The Two Basic Issues:

1. The claim of the proponents of strict secrecy is that the nation must control technological information to ensure the country's technologic superiority. Strict limits on sharing of scientific information were vital to national security.

2. The claim of the academic and scientific scholars is that scientific superiority in the U.S. can only be maintained by freedom to communicate scientific information.

This publisher's view is that the government must be free to classify (for short periods of time) detailed structural information on military weapons. This view includes the right of government to classify weapon-related research that is funded by government military agencies. The government should have no right to classify any type of research and development discovered by individuals and/or funded by corporate of private funds.
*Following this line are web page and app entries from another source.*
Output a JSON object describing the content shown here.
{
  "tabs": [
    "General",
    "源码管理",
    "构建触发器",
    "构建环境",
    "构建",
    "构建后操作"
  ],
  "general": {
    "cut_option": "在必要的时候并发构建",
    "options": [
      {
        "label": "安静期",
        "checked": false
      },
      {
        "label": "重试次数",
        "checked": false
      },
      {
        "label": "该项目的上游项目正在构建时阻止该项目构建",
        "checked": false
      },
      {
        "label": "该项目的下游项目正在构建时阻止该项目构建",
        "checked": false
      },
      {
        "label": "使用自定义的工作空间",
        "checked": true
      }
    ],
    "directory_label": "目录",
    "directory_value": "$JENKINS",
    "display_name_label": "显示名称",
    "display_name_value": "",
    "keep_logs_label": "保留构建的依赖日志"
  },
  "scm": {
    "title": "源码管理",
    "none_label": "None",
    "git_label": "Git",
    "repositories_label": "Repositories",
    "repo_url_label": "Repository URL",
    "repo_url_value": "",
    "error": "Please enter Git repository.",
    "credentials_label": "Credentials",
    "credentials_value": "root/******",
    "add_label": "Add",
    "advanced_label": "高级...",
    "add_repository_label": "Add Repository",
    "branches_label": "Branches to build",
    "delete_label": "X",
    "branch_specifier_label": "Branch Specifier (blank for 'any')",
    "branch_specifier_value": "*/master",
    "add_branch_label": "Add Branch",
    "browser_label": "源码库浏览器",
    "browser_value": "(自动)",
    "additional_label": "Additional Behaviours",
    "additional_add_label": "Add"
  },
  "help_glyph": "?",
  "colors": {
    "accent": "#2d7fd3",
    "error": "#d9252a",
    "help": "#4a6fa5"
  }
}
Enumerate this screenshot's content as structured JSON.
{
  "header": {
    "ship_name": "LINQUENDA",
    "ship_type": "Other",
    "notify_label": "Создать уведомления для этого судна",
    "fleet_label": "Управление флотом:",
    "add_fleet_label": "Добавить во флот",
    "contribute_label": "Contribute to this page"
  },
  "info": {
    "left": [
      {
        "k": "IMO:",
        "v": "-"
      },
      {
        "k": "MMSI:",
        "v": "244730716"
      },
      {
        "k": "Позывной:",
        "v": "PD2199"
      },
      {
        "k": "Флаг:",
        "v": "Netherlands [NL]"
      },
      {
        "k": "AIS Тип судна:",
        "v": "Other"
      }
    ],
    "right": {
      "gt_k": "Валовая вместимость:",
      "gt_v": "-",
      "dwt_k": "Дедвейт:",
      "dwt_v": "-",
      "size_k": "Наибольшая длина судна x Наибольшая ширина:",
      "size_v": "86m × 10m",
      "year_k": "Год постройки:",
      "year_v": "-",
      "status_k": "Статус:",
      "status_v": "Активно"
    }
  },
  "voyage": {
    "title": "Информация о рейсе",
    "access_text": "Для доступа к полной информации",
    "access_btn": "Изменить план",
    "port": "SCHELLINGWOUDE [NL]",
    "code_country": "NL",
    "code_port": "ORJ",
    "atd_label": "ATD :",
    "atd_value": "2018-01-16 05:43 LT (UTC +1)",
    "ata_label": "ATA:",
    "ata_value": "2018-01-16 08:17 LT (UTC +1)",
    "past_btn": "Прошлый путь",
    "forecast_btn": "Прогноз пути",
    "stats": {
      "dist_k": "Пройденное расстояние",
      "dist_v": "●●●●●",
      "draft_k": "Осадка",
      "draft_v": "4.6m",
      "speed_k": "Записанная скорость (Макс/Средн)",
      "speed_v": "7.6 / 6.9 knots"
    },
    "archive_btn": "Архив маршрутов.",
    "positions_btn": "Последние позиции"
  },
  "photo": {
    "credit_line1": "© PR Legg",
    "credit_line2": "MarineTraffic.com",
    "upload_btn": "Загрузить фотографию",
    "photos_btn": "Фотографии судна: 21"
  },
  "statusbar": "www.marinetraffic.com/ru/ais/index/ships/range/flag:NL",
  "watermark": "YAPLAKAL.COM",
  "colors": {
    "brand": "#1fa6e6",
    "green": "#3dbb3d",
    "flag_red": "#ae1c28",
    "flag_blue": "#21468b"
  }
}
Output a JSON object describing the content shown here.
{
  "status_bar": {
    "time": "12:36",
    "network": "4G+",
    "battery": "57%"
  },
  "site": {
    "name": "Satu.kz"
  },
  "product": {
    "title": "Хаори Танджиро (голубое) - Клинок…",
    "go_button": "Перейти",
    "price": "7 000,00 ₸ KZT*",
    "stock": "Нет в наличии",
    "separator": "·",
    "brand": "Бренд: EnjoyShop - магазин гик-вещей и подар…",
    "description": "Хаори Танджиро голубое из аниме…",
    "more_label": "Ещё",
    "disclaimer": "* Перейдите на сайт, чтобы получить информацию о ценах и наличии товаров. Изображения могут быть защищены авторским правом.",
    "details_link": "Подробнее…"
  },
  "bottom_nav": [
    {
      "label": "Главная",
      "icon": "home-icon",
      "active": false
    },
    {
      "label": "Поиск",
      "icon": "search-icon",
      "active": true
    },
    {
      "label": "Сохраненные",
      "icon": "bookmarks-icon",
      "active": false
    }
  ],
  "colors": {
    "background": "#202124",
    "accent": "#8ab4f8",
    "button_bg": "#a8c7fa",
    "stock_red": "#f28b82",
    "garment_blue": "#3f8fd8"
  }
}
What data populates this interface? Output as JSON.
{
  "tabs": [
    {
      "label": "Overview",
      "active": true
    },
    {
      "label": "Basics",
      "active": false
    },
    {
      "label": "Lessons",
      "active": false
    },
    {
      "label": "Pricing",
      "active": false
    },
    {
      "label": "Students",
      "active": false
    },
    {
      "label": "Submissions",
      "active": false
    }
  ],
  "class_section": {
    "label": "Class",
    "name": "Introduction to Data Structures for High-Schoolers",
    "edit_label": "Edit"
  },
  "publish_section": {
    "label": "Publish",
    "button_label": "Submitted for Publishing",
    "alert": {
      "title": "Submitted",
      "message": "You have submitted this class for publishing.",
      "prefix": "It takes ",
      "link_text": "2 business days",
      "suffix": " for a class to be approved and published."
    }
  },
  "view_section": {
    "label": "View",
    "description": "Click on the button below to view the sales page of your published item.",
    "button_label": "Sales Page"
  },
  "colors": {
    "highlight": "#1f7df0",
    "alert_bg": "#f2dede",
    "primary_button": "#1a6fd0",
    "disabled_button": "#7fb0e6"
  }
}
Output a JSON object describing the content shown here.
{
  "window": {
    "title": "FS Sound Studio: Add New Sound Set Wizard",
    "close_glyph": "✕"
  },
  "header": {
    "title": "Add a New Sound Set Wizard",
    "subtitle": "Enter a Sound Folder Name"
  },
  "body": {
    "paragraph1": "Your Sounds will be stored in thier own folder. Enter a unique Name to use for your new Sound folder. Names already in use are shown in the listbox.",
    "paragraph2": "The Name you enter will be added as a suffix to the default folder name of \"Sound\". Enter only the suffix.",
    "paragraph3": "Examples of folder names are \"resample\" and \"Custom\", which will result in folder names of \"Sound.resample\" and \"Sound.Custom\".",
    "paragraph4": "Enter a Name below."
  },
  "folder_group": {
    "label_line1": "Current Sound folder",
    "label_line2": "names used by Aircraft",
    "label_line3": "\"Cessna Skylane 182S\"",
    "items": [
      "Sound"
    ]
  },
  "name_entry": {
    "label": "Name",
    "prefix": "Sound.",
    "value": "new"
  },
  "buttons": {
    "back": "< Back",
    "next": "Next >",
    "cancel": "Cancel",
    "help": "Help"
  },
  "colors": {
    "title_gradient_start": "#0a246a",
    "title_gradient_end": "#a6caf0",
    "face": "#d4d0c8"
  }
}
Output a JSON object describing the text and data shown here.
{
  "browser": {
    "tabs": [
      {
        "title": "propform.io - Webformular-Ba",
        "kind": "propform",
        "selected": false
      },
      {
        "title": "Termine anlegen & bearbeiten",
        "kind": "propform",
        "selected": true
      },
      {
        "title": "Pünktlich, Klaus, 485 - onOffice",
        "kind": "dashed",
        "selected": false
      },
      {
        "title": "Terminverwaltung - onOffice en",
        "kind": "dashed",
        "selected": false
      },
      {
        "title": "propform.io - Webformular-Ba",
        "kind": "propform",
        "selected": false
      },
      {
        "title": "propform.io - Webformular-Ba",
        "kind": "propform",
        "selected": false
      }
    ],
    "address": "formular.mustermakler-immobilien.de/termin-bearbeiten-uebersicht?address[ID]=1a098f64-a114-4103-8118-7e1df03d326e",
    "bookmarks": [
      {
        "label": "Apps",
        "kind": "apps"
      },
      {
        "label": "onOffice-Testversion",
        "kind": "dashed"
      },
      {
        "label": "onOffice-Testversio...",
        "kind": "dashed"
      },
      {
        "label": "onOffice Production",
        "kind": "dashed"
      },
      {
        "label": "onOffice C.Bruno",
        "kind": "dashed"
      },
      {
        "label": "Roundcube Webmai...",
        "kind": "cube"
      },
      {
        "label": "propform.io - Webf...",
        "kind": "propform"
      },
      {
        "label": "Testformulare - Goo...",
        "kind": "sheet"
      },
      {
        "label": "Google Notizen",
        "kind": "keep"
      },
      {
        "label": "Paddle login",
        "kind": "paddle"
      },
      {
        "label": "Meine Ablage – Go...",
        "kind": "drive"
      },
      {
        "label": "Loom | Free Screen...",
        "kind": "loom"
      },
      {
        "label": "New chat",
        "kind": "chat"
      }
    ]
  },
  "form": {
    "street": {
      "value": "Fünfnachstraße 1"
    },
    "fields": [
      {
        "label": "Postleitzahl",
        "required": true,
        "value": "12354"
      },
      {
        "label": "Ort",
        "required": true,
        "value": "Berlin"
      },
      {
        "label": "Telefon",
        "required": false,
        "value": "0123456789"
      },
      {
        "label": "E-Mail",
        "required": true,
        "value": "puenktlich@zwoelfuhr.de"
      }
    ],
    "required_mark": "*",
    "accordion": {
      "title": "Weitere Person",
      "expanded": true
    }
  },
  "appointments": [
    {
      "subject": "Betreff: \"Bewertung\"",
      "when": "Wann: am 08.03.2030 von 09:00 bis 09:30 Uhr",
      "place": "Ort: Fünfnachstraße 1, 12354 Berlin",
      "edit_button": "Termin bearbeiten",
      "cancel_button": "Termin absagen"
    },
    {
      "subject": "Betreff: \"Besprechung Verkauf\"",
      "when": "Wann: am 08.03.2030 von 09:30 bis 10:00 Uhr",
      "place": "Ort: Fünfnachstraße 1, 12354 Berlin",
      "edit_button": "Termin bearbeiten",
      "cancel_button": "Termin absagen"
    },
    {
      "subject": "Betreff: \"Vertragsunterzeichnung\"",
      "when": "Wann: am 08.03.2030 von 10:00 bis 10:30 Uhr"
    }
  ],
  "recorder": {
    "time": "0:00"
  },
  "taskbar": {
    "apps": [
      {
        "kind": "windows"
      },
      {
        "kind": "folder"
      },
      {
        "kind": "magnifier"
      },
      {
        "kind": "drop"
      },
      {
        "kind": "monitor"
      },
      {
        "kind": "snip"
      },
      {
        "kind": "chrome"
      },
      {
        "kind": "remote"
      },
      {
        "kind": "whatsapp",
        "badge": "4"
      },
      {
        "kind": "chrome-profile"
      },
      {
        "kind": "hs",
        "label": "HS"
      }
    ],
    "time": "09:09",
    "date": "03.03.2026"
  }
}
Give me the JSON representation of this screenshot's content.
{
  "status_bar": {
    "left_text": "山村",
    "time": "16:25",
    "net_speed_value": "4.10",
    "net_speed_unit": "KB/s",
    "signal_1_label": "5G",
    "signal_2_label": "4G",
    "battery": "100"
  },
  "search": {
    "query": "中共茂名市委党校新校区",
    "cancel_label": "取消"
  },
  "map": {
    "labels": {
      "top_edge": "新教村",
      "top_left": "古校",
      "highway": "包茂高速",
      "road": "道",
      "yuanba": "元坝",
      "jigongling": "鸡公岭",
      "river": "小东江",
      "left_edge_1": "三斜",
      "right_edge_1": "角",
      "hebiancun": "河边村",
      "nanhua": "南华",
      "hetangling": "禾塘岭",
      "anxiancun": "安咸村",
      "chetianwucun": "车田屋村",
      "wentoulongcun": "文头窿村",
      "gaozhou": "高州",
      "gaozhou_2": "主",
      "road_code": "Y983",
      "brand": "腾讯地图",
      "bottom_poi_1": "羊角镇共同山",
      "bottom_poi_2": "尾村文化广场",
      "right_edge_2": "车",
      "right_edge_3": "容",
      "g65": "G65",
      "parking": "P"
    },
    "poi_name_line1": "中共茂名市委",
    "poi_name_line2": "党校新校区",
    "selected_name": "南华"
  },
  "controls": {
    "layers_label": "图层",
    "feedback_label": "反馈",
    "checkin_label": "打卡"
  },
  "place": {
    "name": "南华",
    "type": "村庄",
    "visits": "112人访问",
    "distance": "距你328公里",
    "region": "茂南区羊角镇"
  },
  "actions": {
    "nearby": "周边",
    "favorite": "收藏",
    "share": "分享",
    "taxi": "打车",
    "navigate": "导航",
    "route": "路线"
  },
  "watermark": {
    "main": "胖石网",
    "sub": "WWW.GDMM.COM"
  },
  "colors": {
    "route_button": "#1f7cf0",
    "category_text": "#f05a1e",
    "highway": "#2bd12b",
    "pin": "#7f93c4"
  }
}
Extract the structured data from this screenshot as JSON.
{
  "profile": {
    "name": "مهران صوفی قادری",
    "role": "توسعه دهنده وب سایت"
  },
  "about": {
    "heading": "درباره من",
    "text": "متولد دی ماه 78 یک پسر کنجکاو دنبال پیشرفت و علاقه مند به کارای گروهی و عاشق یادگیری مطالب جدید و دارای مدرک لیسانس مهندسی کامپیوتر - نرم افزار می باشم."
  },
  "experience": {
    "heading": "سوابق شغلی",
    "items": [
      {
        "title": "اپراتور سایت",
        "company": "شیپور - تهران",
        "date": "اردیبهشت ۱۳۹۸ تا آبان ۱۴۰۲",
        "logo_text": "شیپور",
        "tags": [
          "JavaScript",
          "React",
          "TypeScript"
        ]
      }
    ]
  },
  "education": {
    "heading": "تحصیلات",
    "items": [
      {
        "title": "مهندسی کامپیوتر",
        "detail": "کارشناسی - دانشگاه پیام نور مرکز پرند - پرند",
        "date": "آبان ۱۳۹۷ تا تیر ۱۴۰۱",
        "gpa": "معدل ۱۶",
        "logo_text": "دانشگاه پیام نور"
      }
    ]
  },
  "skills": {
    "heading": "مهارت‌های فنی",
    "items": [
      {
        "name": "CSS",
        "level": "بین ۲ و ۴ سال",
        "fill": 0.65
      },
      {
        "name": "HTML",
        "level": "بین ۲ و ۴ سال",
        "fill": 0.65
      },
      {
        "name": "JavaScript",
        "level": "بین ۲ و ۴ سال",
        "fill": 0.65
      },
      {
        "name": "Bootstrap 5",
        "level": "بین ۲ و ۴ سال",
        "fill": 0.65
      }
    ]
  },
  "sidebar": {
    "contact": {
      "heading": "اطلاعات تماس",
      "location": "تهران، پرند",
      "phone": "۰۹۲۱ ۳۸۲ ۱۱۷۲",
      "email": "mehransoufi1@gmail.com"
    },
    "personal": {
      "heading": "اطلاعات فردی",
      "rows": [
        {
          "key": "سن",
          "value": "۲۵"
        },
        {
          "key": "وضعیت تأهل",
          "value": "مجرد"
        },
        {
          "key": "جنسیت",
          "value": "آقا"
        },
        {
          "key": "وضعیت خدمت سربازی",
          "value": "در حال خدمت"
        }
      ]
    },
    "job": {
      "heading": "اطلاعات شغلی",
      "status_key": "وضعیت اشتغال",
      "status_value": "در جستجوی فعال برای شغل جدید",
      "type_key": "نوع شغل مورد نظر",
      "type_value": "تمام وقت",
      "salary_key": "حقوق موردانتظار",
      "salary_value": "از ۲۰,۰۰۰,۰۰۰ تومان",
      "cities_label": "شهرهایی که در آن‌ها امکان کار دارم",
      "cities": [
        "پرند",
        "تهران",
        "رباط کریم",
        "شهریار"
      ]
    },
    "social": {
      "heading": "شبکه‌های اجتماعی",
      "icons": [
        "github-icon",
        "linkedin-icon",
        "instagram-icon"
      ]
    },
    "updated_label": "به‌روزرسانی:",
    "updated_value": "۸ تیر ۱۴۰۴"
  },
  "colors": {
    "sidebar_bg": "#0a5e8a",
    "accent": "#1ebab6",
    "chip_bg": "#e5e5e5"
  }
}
The Regulations:

The Inventions and Secrecy Act of 1951 gave defense agencies authority to review patent applications to determine if they should be classified. This law has been used to classify a voice scrambler and a data-protection device. An attempt was made to classify the discovery of high-density charge clusters. The Atomic Energy Act of 1954 relates to nuclear energy research. Such research is "born classified" under this law. In 1979, this act was used to prevent publication of an article, "The H-Bomb: How We Got It, Why We're Telling It." Later in 1981, the DOE attempted to use this law to prohibit any U.S. laboratory employees from corresponding with researchers from Communist countries. The Export Administration Act of 1979 allows restrictions on the export of anything deemed to be harmful to national security. Finally, regulations were promulgated by over fifteen government agencies to control, oversee, or restrict scientific activities.

The Result:

It would be obvious to anyone who is experienced in research and development, that these restrictions would diminish the technological advances in any country in which this type of restraint on professional communication was imposed. That has been the result in the U.S. The editor of this magazine has talked with scientists who have left the United States and gone to other countries to be able to continue their scientific research after their work had been classified. Consider the growth of the computer and the internet technologies. What country would be ahead of the U.S. if the in-the-garage work led to the first Apple Computer had been classified? The U.S. leads the world in new technology. Freedom of communication is the essence of technological development. No government agency nor any civil servant should have any right to curtail private invention and discovery. If it is weapon-related, the inventor is going to try to sell it to the government anyway!

The Solution:

The solution is simple; under the Freedom of Information any person whose research is not supported by government funds retains full rights to the dissemination of scientific data unless the researcher and the government agree on full payment for research achieved and/or planned. Also, the government shall have no right to change the classification of any government-funded or private-funded research that is not initially classified. Government employees and politicians act only upon public demand.


Return to the INE Main Page
June 2, 1999.